Assess how companies can be responsible social marketers. As a result of current environmental issues such as global warming, the general public has become more concerned about environmental issues. How does this affect marketing, and how does this affect consumers? Discuss your own buying habits in relation to socially responsible marketing and firms of endearment.
8 Answers | Add Yours
I won't purchase products that contribute to toxic indoor air quality or clothing toxicity, like those with component parts made of plastics manufactured in China or clothes treated with formaldehyde. I do buy products made of organic or all natural fibers, with no man-made fibers, especially acetates and synthetic wool. Firms that produce and sell these are on my personal Black List and receive letters of complaint from me.
Personally, I think we all need to think about what we buy and in particular where it comes from. A big recent movement has been to try and by locally and in season rather than buying fruit and vegetables that are not in season in our home country and therefore have to be shipped over miles to reach us. This is certainly something that we try to do, as the cost of transporation, both in terms of money but also environmentally, is something that we are becoming increasingly aware of.
I admire companies that try to do things to help the environment, and I wish there were more such companies. For instance, I wish there were far more use of paper cartons than of plastic bottles. All else being equal, I will definitely purchase the product that is environmentally friendly. I went out of my way, for instance, to buy a "natural" weed-killer this summer, one whose chemicals would not harm a nearby creek. It cost much more and was difficult to find, but I didn't want to be responsible for contaminating a creek full of fish and used by lots of animals for drinking.
I noticed the other day that the "green awards" for environmentally friendly companies were listed in a recent issue of a popular news magazine like Newsweek. But what is interesting about this is the I only know that because every company that was listed in the report bragged about that in a Twitter posting within a couple of days of that article being published. Clearly, companies know that Americans are interested in this topic, and are using social media to promote themselves in this area. Perhaps the whole issue is a win-win for the companies themselves and the consumers who care about such things.
Another solution is to reduce buying from any firm, of any sort. I have radically reduced my expenditures on many items over recent years by simply realizing that I already have more than enough and therefore I don't buy more. Yes, I buy groceries - from local sources when possible, from responsible producers when I must. Yes, I buy gas for my car - but I walk or ride my bicycle whenever possible.
Personally, I tend to use a firm's environmental image as somethng of a factor in what I buy, though by no means the only one. For example, I am more likely to buy things from Wal-Mart today since they have succeeded in improving their image by doing things like using more fuel-efficient trucks and pushing for less packaging.

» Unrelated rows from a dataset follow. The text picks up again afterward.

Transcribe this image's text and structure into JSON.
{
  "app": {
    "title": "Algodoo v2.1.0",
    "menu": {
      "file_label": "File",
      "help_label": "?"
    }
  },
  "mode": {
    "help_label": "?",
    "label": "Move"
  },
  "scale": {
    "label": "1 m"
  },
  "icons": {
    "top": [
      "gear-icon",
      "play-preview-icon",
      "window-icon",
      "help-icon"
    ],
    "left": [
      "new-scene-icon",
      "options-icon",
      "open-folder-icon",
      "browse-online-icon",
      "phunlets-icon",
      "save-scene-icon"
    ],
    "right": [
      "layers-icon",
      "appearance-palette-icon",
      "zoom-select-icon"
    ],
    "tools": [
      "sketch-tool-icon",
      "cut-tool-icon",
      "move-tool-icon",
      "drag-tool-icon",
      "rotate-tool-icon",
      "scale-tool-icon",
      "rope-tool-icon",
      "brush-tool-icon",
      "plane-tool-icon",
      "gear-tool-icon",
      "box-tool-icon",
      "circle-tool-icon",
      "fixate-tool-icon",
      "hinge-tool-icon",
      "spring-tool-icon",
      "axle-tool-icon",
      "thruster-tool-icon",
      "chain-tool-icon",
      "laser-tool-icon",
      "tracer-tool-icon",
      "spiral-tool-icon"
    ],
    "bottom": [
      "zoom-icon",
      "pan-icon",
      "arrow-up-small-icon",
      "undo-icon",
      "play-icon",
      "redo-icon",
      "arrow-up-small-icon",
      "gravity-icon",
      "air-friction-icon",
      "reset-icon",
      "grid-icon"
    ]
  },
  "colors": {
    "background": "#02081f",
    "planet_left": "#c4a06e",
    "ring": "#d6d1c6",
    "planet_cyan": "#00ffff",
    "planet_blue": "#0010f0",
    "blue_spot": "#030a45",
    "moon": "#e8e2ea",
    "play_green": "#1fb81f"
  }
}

Since we are in a position to think responsibly about how we spend our money, and not just scraping by and having to make decisions based solely on price, there is an element of environmentalism and social responsibility in our consumption. Companies obviously are aware of this and have attempted to produce more organic, all natural, etc. products that consumers may be drawn to even though they are still buying the same brand.
It is now possible to purchase electricity from all-renewable sources in certain markets and of course power supply companies tout this as a way to be responsible while still getting exactly what you want, just paying a little more. There are also marketing schemes designed around making products appear more "green" such as Shell and Exxon placing ads in magazines showcasing their social responsibility and their desire to find more "green" forms of energy. The goal is apparently to offset their major profit motive which involves using and selling as much fossil fuel as possible.
We’ve answered 319,648 questions. We can answer yours, too.Ask a question